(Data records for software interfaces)
+++++

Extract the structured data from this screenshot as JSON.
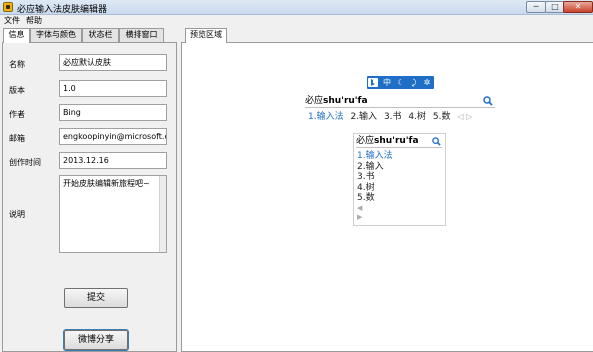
{
  "window": {
    "title": "必应输入法皮肤编辑器",
    "min_label": "─",
    "max_label": "□",
    "close_label": "✕"
  },
  "menu": {
    "items": [
      "文件",
      "帮助"
    ]
  },
  "left_tabs": [
    "信息",
    "字体与颜色",
    "状态栏",
    "横排窗口"
  ],
  "info_form": {
    "name": {
      "label": "名称",
      "value": "必应默认皮肤"
    },
    "version": {
      "label": "版本",
      "value": "1.0"
    },
    "author": {
      "label": "作者",
      "value": "Bing"
    },
    "email": {
      "label": "邮箱",
      "value": "engkoopinyin@microsoft.com"
    },
    "created": {
      "label": "创作时间",
      "value": "2013.12.16"
    },
    "description": {
      "label": "说明",
      "value": "开始皮肤编辑新旅程吧~"
    },
    "submit_label": "提交",
    "share_label": "微博分享"
  },
  "right_tabs": [
    "预览区域"
  ],
  "preview": {
    "toolbar": [
      "中",
      "☾",
      "⤸",
      "✲"
    ],
    "composition_prefix": "必应",
    "composition_pinyin": "shu'ru'fa",
    "candidates": [
      "1.输入法",
      "2.输入",
      "3.书",
      "4.树",
      "5.数"
    ],
    "h_nav": "◁ ▷",
    "v_nav_up": "◀",
    "v_nav_down": "▶"
  },
  "colors": {
    "accent": "#1e6fc5",
    "candidate_highlight": "#1f6fc6"
  },
  "icons": [
    "app-icon",
    "search-icon",
    "chinese-mode-icon",
    "moon-icon",
    "punctuation-icon",
    "settings-icon"
  ]
}
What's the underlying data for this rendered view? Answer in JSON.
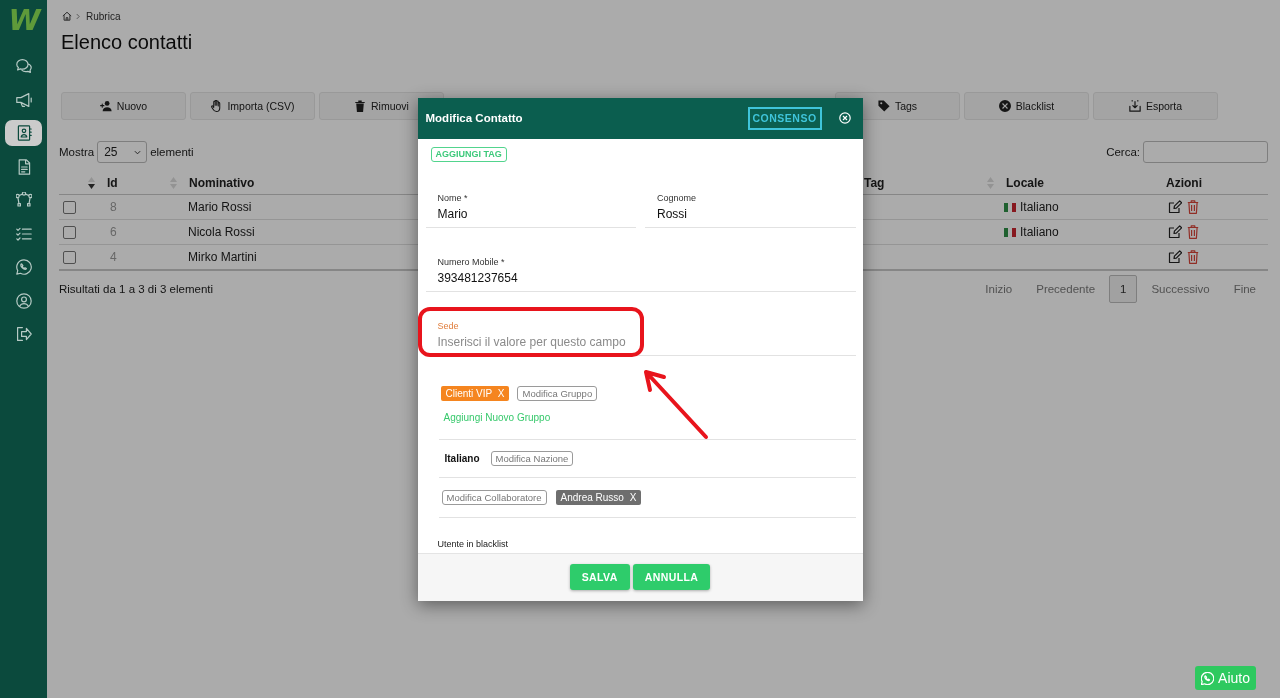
{
  "sidebar": {
    "logo": "W",
    "items": [
      {
        "selected": false
      },
      {
        "selected": false
      },
      {
        "selected": true
      },
      {
        "selected": false
      },
      {
        "selected": false
      },
      {
        "selected": false
      },
      {
        "selected": false
      },
      {
        "selected": false
      },
      {
        "selected": false
      }
    ]
  },
  "breadcrumb": {
    "current": "Rubrica"
  },
  "page_title": "Elenco contatti",
  "toolbar": {
    "left": [
      {
        "label": "Nuovo"
      },
      {
        "label": "Importa (CSV)"
      },
      {
        "label": "Rimuovi"
      }
    ],
    "right": [
      {
        "label": "Tags"
      },
      {
        "label": "Blacklist"
      },
      {
        "label": "Esporta"
      }
    ]
  },
  "length_menu": {
    "before": "Mostra",
    "value": "25",
    "after": "elementi"
  },
  "search": {
    "label": "Cerca:"
  },
  "table": {
    "columns": [
      {
        "label": "Id",
        "sortable": true,
        "sorted": true
      },
      {
        "label": "Nominativo",
        "sortable": true,
        "sorted": false
      },
      {
        "label": "Tag",
        "sortable": false
      },
      {
        "label": "Locale",
        "sortable": true,
        "sorted": false
      },
      {
        "label": "Azioni",
        "sortable": false
      }
    ],
    "rows": [
      {
        "checked": false,
        "id": "8",
        "name": "Mario Rossi",
        "locale": "Italiano"
      },
      {
        "checked": false,
        "id": "6",
        "name": "Nicola Rossi",
        "locale": "Italiano"
      },
      {
        "checked": false,
        "id": "4",
        "name": "Mirko Martini"
      }
    ]
  },
  "table_info": "Risultati da 1 a 3 di 3 elementi",
  "pagination": [
    {
      "label": "Inizio",
      "selected": false
    },
    {
      "label": "Precedente",
      "selected": false
    },
    {
      "label": "1",
      "selected": true
    },
    {
      "label": "Successivo",
      "selected": false
    },
    {
      "label": "Fine",
      "selected": false
    }
  ],
  "modal": {
    "title": "Modifica Contatto",
    "consent_button": "CONSENSO",
    "add_tag_button": "AGGIUNGI TAG",
    "field_rows": [
      [
        {
          "label": "Nome *",
          "value": "Mario",
          "focused": false,
          "highlighted": false
        },
        {
          "label": "Cognome",
          "value": "Rossi",
          "focused": false,
          "highlighted": false
        }
      ],
      [
        {
          "label": "Numero Mobile *",
          "value": "393481237654",
          "focused": false,
          "highlighted": false
        }
      ],
      [
        {
          "label": "Sede",
          "placeholder": "Inserisci il valore per questo campo",
          "focused": true,
          "highlighted": true
        }
      ]
    ],
    "groups": {
      "tags": [
        {
          "label": "Clienti VIP",
          "remove": "X"
        }
      ],
      "edit_button": "Modifica Gruppo",
      "add_link": "Aggiungi Nuovo Gruppo"
    },
    "country": {
      "value": "Italiano",
      "edit_button": "Modifica Nazione"
    },
    "collaborators": {
      "edit_button": "Modifica Collaboratore",
      "tags": [
        {
          "label": "Andrea Russo",
          "remove": "X"
        }
      ]
    },
    "blacklist_label": "Utente in blacklist",
    "buttons": [
      "SALVA",
      "ANNULLA"
    ]
  },
  "help_button": {
    "label": "Aiuto"
  }
}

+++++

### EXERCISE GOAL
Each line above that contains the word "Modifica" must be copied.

### EXPECTED OUTPUT
    "title": "Modifica Contatto",
      "edit_button": "Modifica Gruppo",
      "edit_button": "Modifica Nazione"
      "edit_button": "Modifica Collaboratore",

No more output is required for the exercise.